Designation

Transmission Media
Media

10-6 m

Ultraviolet
Visible

Application

Frequency

Telephone Data , Video

1015 Hz

Wave
Laser beam

Optical Fiber

Infrared

Millimeter wave
1 cm

Super High
Frequency (SHF)

10 cm

Ultra High
Frequency (UHF)

1m

Very High
Frequency (VHF)

10 m

High Frequency
(HF)

100 m

Medium Frequency
(MF)

1 Km

Low Frequency
(LF)

10 Km

Very Low
Frequency (VLF)

100 Km

Audio

1014 Hz

Waveguide
Microwave radio

Coaxial cable

Business
Amateur radio
International
Citizens band

10 KHz
Wire pair

Navigation
Satellite-to-satellite
Microwave relay
Earth-to-satellite Radar

100 GHz
10 GHz
1 GHz

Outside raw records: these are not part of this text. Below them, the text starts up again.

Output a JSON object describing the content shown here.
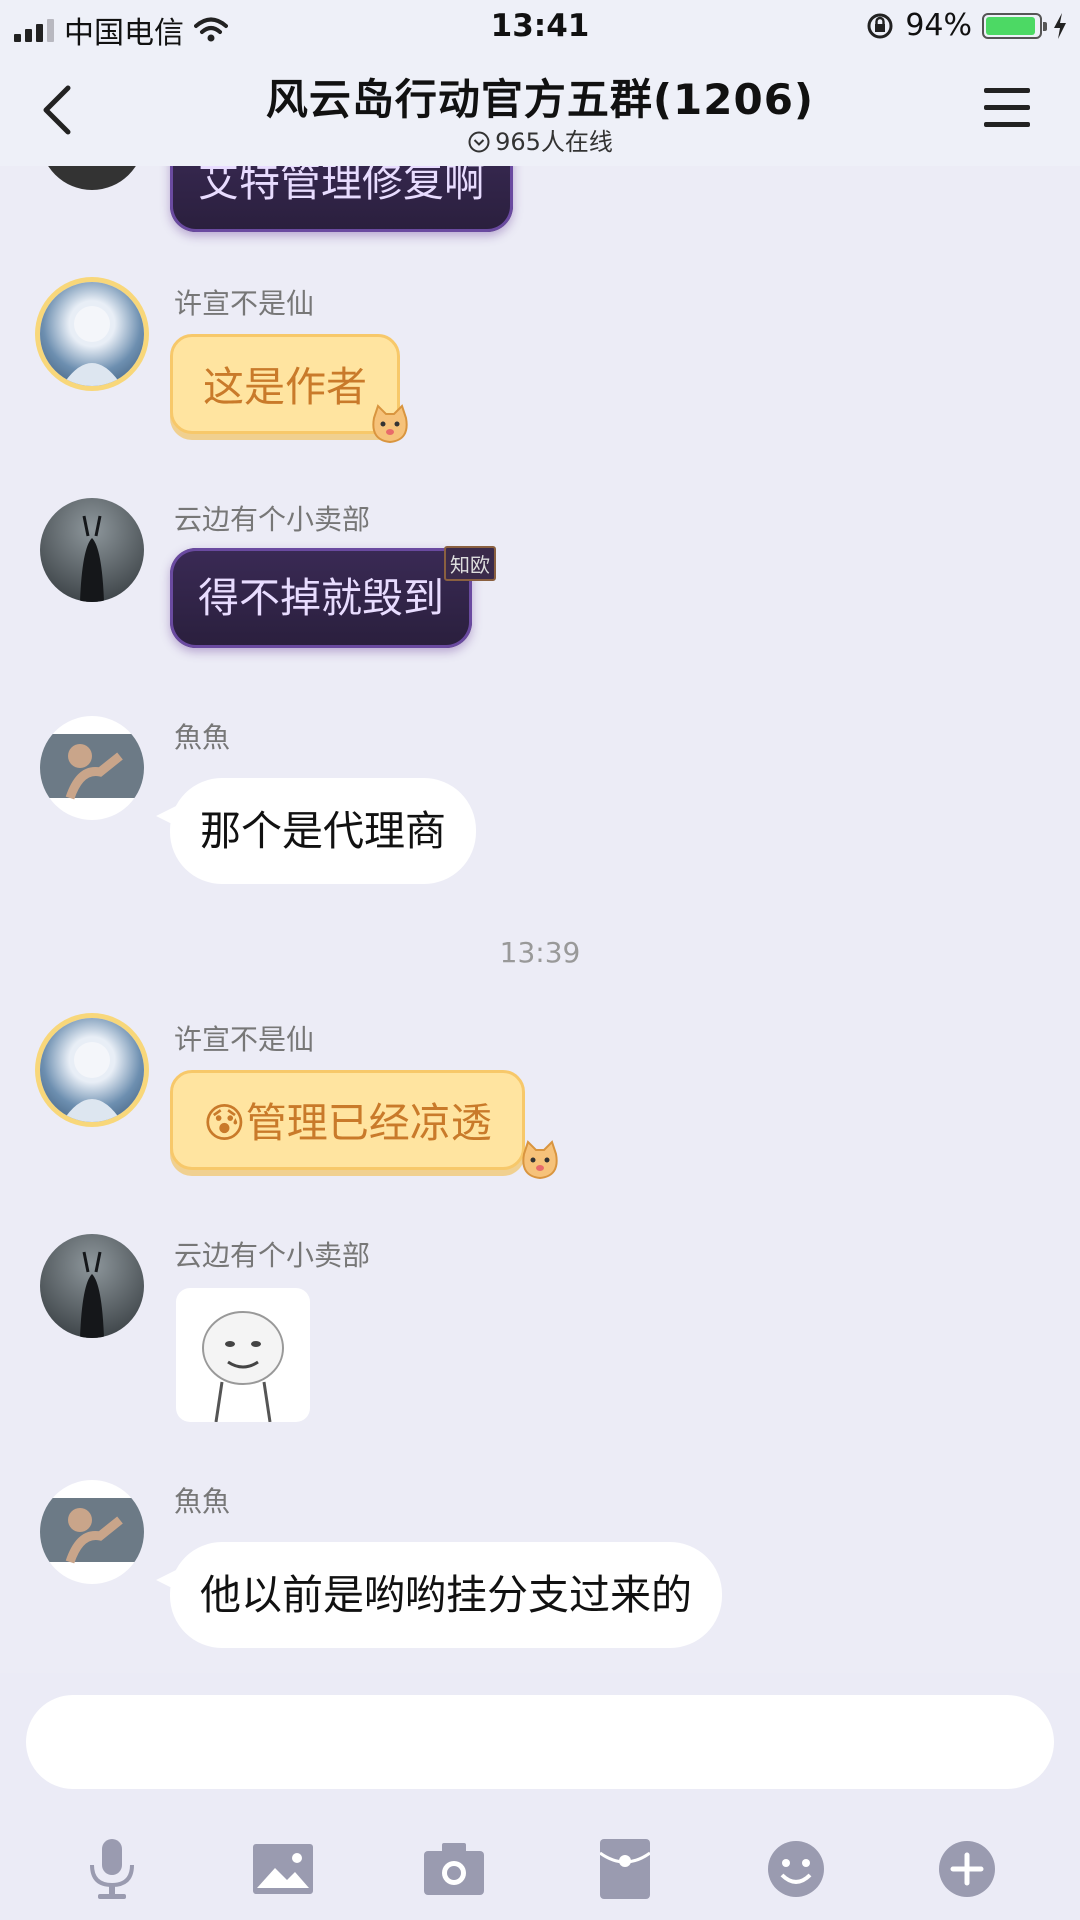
{
  "status_bar": {
    "carrier": "中国电信",
    "time": "13:41",
    "battery": "94%",
    "battery_level": 0.94
  },
  "header": {
    "title": "风云岛行动官方五群(1206)",
    "subtitle": "965人在线"
  },
  "messages": [
    {
      "sender": "",
      "text": "艾特管理修复啊",
      "style": "dark"
    },
    {
      "sender": "许宣不是仙",
      "text": "这是作者",
      "style": "cat"
    },
    {
      "sender": "云边有个小卖部",
      "text": "得不掉就毁到",
      "style": "dark",
      "badge": "知欧"
    },
    {
      "sender": "魚魚",
      "text": "那个是代理商",
      "style": "white"
    },
    {
      "sender": "许宣不是仙",
      "text": "😰管理已经凉透",
      "style": "cat"
    },
    {
      "sender": "云边有个小卖部",
      "text": "",
      "style": "sticker"
    },
    {
      "sender": "魚魚",
      "text": "他以前是哟哟挂分支过来的",
      "style": "white"
    }
  ],
  "time_separator": "13:39",
  "input": {
    "value": "",
    "placeholder": ""
  },
  "toolbar": [
    "microphone-icon",
    "image-icon",
    "camera-icon",
    "red-packet-icon",
    "emoji-icon",
    "plus-icon"
  ],
  "colors": {
    "background": "#ececf6",
    "cat_bubble": "#ffe4a0",
    "dark_bubble": "#2a1f3d",
    "icon": "#9a9bb0"
  }
}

UHF TV
Mobile, Aeronautical
VHF TV and FM
Mobile radio

100 MHz

10 MHz

10 MHz

AM broadcasting

1 MHz

Aeronautical
Submarine cable
Navigation
Transoceanic radio

100 KHz

Telephone Telegraph

1 KHz

10 KHz

Optical Transmitters :
In optical line systems we need light sources in the infrared spectrum part.
The wavelengths used are in one of the following
windows of optical fibers, i.e. 850nm, 1300nm, 1550nm
Only 2 semiconductor devices approach for ideal source
for fiber optic communication :
Light Emitting Diode (LED)
Semiconductor LASER (Light Amplification by
Stimulated Emission of Radiation)